Calls to ‘Defund the Police’ were amplified during the unprecedented protests that followed the death of George Floyd in 2020. Here in Vancouver, the call comes from community groups reacting to a ballooning police budget and an alarming trend toward the criminalization of poverty. On any front, the term ‘defunding the police’ is still wildly misunderstood. It doesn’t mean that there would be no police. What it does mean is a reallocation of funds to invest in alternatives to policing. It means indigenous, peer-led, mental health outreach teams, and the redistribution of a budget that eats up 21% of our tax dollars (FYI, that’s about $800 per minute). This column explores some of the community groups in Vancouver that could use some of those funds. Today I’d like to introduce you to the Yarrow Society.

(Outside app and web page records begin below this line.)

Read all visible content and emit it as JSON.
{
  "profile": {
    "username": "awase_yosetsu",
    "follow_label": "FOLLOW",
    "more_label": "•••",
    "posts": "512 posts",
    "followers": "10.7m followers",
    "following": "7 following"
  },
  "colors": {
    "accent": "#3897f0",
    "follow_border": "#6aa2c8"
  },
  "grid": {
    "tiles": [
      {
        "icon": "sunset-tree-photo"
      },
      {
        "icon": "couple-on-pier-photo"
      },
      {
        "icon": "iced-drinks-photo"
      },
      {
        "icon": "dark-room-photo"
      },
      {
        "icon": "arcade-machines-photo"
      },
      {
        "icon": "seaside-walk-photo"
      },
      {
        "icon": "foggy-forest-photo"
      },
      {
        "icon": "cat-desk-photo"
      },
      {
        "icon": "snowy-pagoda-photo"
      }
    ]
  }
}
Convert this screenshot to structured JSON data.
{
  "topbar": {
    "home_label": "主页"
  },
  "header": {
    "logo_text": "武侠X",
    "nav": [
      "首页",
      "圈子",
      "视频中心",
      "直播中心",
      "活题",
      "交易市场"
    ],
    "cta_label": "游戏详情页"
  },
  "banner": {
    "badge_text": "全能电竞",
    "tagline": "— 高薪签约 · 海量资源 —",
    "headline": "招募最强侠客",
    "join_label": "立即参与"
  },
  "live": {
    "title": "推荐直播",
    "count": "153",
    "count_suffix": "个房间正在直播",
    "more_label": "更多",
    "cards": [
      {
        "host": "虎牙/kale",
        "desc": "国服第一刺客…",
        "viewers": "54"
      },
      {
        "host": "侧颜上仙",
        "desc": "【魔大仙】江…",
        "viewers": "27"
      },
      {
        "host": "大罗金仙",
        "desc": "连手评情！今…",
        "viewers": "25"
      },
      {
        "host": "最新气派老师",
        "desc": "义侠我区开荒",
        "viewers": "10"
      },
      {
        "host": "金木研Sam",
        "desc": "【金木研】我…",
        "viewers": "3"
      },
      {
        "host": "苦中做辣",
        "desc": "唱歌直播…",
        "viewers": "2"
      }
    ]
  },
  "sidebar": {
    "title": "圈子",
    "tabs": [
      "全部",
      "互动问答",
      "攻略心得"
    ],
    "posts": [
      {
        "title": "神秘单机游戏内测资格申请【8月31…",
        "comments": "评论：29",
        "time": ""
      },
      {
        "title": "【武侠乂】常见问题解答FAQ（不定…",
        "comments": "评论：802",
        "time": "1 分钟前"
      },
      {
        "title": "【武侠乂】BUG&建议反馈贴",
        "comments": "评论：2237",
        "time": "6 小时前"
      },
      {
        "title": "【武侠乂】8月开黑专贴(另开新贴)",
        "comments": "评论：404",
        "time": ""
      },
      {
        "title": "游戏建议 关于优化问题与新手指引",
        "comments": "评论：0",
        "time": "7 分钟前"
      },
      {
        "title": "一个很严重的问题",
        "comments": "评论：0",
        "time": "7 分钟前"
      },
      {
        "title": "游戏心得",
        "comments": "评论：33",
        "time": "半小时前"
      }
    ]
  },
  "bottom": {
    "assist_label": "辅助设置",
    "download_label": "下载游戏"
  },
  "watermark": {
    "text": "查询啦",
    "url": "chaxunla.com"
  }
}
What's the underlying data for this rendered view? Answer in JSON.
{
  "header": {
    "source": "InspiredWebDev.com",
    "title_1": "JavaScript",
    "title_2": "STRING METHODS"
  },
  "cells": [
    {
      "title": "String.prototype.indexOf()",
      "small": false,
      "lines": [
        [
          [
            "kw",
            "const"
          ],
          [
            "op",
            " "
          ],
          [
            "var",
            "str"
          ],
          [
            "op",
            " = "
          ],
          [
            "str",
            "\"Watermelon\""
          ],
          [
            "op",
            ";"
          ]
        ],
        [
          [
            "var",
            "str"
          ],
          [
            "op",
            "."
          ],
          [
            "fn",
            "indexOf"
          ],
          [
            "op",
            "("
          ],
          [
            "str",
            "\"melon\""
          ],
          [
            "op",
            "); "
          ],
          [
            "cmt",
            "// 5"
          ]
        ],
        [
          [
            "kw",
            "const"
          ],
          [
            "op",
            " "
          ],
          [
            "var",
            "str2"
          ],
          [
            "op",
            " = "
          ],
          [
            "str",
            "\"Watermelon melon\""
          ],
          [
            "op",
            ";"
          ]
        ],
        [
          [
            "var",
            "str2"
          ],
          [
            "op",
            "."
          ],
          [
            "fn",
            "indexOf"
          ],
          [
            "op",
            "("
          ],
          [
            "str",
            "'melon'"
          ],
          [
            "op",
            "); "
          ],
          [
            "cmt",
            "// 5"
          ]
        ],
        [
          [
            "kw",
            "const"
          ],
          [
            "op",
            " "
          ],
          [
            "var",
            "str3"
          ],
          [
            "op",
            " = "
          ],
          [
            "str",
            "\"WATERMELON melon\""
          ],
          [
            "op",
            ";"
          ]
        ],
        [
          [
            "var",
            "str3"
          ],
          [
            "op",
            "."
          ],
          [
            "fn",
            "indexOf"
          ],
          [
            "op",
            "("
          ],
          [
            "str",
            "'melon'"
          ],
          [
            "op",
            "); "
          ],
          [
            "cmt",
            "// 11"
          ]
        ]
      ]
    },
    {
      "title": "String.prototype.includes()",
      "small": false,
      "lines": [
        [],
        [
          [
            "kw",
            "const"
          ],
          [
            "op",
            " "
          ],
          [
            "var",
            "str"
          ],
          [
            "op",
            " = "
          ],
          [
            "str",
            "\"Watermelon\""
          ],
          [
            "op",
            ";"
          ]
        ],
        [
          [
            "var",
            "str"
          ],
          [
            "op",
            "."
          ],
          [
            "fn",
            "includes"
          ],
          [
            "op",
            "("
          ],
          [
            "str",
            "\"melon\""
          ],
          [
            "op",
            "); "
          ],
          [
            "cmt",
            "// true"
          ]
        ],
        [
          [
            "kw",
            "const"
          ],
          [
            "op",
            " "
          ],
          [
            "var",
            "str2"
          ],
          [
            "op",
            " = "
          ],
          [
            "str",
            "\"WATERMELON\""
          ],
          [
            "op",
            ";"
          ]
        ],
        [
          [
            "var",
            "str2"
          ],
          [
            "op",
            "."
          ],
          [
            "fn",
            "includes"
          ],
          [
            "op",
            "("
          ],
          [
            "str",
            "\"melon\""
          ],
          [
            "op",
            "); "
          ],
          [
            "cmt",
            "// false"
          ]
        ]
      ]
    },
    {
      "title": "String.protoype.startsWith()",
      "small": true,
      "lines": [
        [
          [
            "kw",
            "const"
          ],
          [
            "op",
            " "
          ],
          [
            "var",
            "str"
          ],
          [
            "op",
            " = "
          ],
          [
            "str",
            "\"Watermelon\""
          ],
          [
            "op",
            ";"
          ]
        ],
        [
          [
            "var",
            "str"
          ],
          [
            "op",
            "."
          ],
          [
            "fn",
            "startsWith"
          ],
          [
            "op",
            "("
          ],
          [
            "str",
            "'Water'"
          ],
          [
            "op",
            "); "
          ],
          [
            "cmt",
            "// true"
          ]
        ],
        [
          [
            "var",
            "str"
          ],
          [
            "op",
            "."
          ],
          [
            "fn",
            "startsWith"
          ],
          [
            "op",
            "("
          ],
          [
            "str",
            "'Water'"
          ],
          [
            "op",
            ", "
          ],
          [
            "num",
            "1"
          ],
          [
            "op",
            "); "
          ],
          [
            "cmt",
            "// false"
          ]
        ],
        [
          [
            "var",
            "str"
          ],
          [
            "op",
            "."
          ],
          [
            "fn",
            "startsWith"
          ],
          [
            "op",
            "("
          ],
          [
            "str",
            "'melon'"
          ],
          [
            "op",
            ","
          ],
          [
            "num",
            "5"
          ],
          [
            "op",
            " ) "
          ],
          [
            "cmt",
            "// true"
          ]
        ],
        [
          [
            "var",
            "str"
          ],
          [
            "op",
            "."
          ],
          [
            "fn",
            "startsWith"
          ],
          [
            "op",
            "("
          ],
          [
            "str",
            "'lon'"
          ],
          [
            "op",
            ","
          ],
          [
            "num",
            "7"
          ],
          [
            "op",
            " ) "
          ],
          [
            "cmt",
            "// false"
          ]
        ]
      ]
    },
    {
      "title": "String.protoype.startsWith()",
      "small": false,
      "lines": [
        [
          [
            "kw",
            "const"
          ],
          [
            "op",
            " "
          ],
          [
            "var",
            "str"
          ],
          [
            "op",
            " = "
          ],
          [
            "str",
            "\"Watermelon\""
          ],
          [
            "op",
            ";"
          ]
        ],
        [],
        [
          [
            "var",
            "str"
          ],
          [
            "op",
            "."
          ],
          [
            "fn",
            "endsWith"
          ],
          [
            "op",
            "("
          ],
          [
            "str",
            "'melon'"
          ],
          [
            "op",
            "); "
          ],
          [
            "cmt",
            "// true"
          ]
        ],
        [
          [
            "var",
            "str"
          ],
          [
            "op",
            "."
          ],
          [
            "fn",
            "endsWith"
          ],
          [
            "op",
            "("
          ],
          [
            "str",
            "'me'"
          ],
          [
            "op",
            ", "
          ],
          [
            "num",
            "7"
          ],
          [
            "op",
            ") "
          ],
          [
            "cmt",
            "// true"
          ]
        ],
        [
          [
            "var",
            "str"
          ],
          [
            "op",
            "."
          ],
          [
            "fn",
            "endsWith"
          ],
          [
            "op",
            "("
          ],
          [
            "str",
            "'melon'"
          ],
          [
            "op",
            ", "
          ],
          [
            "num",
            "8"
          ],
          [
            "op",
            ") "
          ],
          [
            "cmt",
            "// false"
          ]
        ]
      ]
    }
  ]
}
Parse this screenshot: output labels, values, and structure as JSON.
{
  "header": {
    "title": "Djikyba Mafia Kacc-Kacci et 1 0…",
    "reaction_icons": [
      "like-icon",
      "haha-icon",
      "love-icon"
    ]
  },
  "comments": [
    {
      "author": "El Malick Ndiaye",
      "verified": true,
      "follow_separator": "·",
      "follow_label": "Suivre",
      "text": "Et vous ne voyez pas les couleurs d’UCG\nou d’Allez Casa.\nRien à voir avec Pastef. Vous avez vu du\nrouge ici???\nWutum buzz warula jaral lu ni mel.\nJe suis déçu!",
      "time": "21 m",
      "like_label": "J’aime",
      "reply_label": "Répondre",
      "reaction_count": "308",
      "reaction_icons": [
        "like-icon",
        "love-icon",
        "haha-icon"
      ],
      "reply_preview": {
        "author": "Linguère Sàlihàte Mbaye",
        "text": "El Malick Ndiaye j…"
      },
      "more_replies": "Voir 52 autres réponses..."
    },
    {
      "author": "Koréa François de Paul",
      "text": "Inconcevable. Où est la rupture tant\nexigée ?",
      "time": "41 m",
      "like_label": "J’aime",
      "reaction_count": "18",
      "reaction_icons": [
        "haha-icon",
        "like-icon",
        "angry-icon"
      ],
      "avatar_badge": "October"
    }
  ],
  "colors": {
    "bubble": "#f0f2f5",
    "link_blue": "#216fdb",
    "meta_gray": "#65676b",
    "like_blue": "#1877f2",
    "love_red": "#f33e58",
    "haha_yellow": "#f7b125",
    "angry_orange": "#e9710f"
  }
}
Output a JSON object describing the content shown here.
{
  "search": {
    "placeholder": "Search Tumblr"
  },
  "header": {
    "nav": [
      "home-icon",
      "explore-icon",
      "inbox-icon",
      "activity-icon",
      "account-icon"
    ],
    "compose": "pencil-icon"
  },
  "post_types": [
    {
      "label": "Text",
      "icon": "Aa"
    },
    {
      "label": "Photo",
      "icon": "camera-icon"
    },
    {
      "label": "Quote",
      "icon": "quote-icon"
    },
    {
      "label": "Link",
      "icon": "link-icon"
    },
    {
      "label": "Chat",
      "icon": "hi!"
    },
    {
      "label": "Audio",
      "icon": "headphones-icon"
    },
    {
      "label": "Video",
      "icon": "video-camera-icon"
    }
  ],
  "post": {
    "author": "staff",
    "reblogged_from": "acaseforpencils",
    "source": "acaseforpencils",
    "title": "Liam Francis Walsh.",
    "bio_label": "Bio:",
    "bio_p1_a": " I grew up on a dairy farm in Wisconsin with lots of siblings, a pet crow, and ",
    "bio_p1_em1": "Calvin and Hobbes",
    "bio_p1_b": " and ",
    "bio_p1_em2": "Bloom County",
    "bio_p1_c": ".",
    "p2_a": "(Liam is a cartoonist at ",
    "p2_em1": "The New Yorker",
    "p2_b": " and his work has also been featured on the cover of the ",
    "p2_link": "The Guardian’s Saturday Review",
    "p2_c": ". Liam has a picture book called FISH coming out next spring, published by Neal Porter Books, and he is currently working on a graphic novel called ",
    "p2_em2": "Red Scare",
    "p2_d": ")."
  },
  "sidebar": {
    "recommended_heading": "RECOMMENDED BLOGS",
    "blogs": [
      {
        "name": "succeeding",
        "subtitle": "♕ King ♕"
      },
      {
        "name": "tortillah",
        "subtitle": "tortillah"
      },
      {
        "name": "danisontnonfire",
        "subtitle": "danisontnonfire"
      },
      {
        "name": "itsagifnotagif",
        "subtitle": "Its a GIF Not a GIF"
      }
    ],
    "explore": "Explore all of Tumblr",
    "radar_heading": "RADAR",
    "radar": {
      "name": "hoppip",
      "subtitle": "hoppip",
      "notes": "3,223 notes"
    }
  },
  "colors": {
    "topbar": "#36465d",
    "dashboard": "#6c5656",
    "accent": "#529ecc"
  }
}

WHO | The Yarrow Intergenerational Society for Justice, as it’s more formally known, is a non-profit society that grew out of a desire to bridge the intergenerational divide by connecting youth with low-income immigrant seniors in Chinatown and the Downtown Eastside. It currently consists of a Board of Directors (primarily youth), and a trim six-person staff.
A large part of Yarrow’s work is in their public programming which ranges from providing seniors with translation services, face masks and vaccination clinics to partnering seniors with youth to help reduce isolation, and even to delivering fully subsidized, fresh, and culturally appropriate groceries to seniors living in Chinatown and the Downtown Eastside.
In addition to it’s focus on supportive programming, The Yarrow Society provides grassroots action and representation in situations that threaten seniors in the Chinatown. Recently, Yarrow spoke up for seniors practicing Tai Chi in a city-owned mall after they were kicked out by mall managers. They also mobilizing protestors and speaking out against the controversial Chinatown condo project at 105 Keefer Street.
NOTE: Though the developer (Beedie) eventually won approval for the Keefer Street project, Yarrow intends to further engage with those who may ultimately be displaced by re-envisioning, to talk about how the space could be used by putting on a “Collage & Karaoke” night on July 28th (intended to “demonstrate to various levels of government that 105 Keefer has the potential to become so much more for the community than just luxury condos”).
WHY | The tremendous importance of this sort of work was underscored by the heat dome circa 2021, which disproportionately and tragically affected seniors living alone. In a city known for its social isolation, Yarrow Society fills a vacuum with small acts of mutual aid and connection. For further reading, check out this illuminating Tyee profile by Yarrow volunteer and organizer Sean Cao.
Yarrow is committed to making life more enjoyable for seniors in Chinatown. They can’t make the kind of connections needed to sustain a marginalized community without funding. Safe cities are cities where all members are engaged and looked after. By redistributing some of the money we put into policing, a group like Yarrow could ensure they continue to care for their community and advocate for justice.